--- START ---
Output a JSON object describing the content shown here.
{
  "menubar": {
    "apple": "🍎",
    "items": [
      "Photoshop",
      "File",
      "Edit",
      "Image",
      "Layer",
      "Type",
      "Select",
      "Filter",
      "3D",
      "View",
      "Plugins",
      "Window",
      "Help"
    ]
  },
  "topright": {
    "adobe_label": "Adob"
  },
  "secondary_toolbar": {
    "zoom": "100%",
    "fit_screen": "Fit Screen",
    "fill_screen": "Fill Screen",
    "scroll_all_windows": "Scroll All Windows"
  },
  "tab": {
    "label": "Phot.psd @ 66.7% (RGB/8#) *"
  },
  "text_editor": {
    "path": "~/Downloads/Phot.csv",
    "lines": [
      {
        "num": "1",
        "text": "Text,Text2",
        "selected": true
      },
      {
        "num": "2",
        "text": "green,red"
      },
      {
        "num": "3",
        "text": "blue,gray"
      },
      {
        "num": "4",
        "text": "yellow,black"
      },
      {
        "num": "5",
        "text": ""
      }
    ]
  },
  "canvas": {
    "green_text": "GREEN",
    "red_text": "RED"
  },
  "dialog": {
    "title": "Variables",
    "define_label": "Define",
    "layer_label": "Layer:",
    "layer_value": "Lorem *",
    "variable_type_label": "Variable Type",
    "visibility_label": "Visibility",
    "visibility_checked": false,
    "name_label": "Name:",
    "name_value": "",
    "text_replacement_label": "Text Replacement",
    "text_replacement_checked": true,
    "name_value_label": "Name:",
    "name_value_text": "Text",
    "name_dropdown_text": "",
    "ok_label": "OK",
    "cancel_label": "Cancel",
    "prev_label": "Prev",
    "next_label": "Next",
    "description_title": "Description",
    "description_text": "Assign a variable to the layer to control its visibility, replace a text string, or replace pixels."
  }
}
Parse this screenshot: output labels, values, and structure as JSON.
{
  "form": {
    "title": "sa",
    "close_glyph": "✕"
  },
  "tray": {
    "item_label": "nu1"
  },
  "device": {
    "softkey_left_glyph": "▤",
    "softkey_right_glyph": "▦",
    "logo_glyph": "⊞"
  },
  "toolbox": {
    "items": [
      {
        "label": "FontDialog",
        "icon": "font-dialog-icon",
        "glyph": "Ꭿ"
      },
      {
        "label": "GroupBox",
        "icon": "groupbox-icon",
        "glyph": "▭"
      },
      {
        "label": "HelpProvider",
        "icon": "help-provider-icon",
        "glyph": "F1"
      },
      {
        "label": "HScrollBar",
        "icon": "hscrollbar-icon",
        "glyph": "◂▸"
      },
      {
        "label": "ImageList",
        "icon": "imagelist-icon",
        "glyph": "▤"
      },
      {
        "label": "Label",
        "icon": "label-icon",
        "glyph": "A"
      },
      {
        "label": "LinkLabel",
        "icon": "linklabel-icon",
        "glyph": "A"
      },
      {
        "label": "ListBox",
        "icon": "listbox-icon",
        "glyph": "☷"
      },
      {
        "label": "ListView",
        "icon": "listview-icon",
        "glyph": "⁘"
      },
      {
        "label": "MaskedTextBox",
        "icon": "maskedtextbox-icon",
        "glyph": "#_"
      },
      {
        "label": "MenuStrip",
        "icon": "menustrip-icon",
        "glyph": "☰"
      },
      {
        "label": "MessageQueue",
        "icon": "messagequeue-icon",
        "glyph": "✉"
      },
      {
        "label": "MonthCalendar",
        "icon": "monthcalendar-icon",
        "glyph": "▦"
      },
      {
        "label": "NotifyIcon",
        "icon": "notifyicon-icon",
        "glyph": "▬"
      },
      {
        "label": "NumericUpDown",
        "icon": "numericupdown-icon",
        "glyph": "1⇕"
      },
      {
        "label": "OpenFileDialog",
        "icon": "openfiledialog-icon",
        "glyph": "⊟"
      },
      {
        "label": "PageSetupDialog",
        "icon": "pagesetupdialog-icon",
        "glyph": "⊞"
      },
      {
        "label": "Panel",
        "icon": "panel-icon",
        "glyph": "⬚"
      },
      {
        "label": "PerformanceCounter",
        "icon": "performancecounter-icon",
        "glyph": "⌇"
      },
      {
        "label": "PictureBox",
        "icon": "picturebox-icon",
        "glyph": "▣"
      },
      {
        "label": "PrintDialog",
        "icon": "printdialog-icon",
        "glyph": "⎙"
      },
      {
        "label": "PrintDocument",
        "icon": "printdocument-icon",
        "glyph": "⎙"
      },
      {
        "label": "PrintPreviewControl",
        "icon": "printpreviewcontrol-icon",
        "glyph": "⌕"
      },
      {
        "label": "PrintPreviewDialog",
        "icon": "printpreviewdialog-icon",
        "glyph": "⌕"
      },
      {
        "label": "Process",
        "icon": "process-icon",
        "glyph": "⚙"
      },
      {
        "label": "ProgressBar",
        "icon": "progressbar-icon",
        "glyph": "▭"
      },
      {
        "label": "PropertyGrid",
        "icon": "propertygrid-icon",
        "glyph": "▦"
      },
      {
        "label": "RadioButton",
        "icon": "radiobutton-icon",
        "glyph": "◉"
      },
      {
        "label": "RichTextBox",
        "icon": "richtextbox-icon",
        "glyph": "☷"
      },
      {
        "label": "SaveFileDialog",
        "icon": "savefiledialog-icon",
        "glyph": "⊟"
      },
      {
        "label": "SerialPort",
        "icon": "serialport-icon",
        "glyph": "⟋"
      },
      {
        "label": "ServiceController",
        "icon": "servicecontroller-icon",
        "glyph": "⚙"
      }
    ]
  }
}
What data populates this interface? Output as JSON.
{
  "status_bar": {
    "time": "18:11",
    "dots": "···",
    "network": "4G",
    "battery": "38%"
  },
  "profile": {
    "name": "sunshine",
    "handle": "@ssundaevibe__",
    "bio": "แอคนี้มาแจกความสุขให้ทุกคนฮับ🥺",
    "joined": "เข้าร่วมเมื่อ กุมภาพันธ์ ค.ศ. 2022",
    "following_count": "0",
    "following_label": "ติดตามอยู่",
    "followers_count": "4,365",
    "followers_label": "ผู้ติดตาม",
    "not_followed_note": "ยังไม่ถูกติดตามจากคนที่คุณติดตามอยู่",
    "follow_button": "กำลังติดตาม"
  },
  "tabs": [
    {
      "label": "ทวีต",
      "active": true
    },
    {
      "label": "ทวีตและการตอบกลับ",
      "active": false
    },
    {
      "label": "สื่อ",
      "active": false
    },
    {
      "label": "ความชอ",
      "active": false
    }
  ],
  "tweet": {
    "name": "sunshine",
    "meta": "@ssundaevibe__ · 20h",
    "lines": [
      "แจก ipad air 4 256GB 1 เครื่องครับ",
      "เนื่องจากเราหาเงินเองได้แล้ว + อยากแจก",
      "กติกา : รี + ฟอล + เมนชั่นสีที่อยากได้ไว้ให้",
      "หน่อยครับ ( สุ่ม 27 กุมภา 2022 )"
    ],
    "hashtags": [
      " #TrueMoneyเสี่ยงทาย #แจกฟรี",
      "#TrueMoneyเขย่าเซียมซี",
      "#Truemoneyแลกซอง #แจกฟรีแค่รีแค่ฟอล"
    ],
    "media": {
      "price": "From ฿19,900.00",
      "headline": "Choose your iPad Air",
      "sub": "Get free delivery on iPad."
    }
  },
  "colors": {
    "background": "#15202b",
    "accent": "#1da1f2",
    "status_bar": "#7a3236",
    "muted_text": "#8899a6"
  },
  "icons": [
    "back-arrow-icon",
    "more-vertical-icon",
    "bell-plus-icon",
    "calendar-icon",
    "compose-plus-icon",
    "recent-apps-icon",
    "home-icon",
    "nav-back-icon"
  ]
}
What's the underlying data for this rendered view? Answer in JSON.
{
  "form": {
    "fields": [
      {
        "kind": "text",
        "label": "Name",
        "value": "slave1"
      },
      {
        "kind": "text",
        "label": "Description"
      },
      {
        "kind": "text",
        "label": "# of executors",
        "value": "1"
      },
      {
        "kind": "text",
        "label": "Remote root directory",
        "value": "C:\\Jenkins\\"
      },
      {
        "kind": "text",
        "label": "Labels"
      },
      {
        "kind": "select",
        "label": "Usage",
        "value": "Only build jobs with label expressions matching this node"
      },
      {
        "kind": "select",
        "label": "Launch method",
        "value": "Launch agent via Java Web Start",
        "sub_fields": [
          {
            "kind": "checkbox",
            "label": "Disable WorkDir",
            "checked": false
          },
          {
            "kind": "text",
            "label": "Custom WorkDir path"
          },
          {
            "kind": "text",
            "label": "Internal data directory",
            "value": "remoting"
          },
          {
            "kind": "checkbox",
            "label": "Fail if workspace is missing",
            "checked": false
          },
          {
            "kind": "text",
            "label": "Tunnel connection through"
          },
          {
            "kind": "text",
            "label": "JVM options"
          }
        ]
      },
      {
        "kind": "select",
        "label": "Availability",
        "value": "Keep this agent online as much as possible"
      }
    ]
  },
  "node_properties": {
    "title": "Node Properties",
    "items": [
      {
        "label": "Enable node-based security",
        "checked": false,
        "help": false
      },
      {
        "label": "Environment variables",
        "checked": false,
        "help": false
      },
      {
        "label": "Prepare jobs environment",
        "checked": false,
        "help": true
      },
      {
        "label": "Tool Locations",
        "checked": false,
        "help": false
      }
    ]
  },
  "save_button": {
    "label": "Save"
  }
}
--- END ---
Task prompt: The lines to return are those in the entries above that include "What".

Worked solution:
What data populates this interface? Output as JSON.
What's the underlying data for this rendered view? Answer in JSON.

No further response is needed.